constant. Doubling the pressure will halve the volume. i.e. p1V1=p2V2

The above applies to ideal gases (H, He, O are ideal gases at s.t.p but as temp lowers
or pressure very high, some gases depart from their ideal behaviour because
electrical forces between atoms aren’t negligible)

Experiments show
p∝T (for constant volume) and V∝T (for constant pressure)
Combining the above with Boyle’s law we have

pVT=constant so p1V1T1=p2V2T2=(constant)

The constant depends on the number of moles (n) and the molar gas constant (R) so:

pV=nRT

## This is the ideal gas equation.

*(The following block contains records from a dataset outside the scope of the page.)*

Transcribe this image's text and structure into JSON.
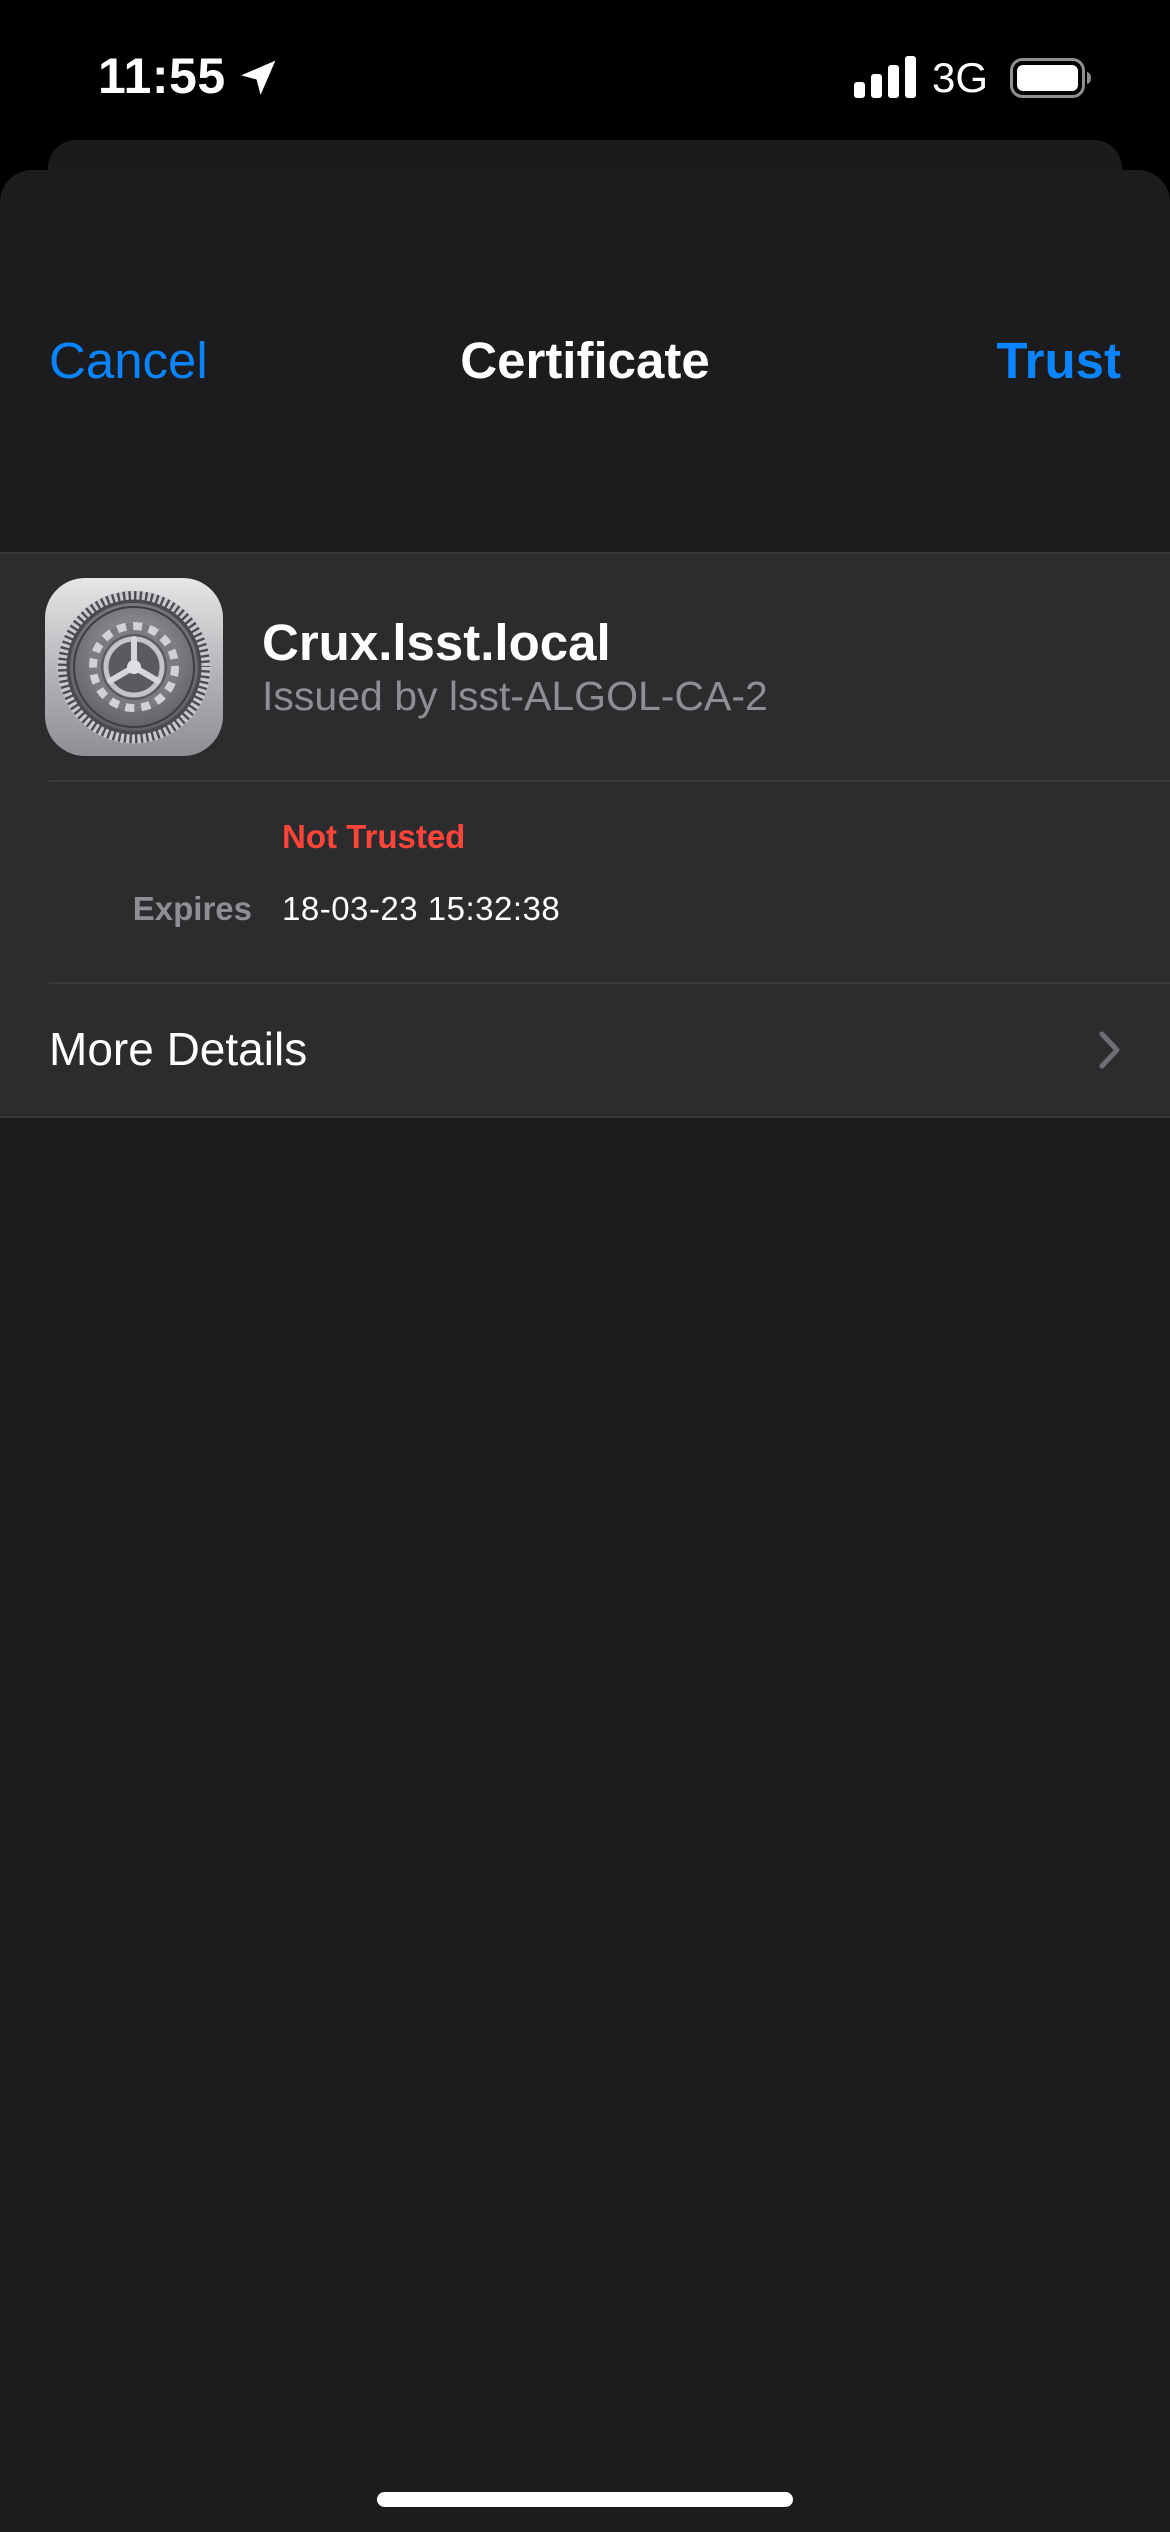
{
  "status_bar": {
    "time": "11:55",
    "network": "3G",
    "icons": [
      "location-arrow-icon",
      "cellular-signal-icon",
      "battery-icon"
    ]
  },
  "nav": {
    "cancel_label": "Cancel",
    "title": "Certificate",
    "trust_label": "Trust"
  },
  "certificate": {
    "icon": "settings-gear-icon",
    "name": "Crux.lsst.local",
    "issuer": "Issued by lsst-ALGOL-CA-2",
    "trust_status": "Not Trusted",
    "expires_label": "Expires",
    "expires_value": "18-03-23 15:32:38"
  },
  "more_details": {
    "label": "More Details",
    "icon": "chevron-right-icon"
  },
  "colors": {
    "accent": "#0a84ff",
    "warning": "#ff453a",
    "sheet_background": "#1c1c1e",
    "group_background": "#2c2c2e",
    "secondary_text": "#8e8e93"
  }
}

Example:
Oxygen consists of O2 molecules. The molar mass of oxygen is 32g mol-1. For
160g of oxygen, find number of moles, molecules and the volume at 20oC and
1.01x105 Pa.
160/32=5 mols, 5 x 6.02x1023 = 3.01x1024, pV = nRT => 1.01x105xV =
5x8.31x(20+173)
V= 0.12m3
Translational kinetic energy

Increasing the temperature of the gas makes the atoms travel faster and their
means translational kinetic energy increases. The mean kinetic energy of the
atoms is related to the thermodynamic temperature of the gas.

## Mean translational kinetic energy of atoms ∝ T

The internal energy of the gas is almost entirely equal to the total kinetic energy of
the atoms, so
Internal energy ∝ T

## For individual atoms, the mean translational

kinetic energy E is given by

E= 32kT

## Where k is the Boltzmann constant. The mean

kinetic energy is equal to 0.5mv2. At a given
temperature, the gas atoms have a random
motion and travel at different speeds. However,
the mean kinetic energy of the atoms remains
constant at a given temperature.
Example:
The outer surface of a star had H and He atoms. Temp is 8000K. Mr(H)=1
Mr(He)=4. Do hydrogen and helium have the same mean kinetic energy? Calculate
mean speed of H atoms. Determine ratio of mean speed of hydrogen atoms over
mean speed of helium atoms.
32kT= E=Ek=12mv2, so T ∝ Ek. So yes. V = root(3kT/m) 10-3/(6.02x1023)=1.66x10-
27
kg each hydrogen atom. V= root((3x1.38x10-23x8000)/(1.66x10-27)) = 1.4 x104 ms-
1
. V ∝m so root(4) = 2, =2.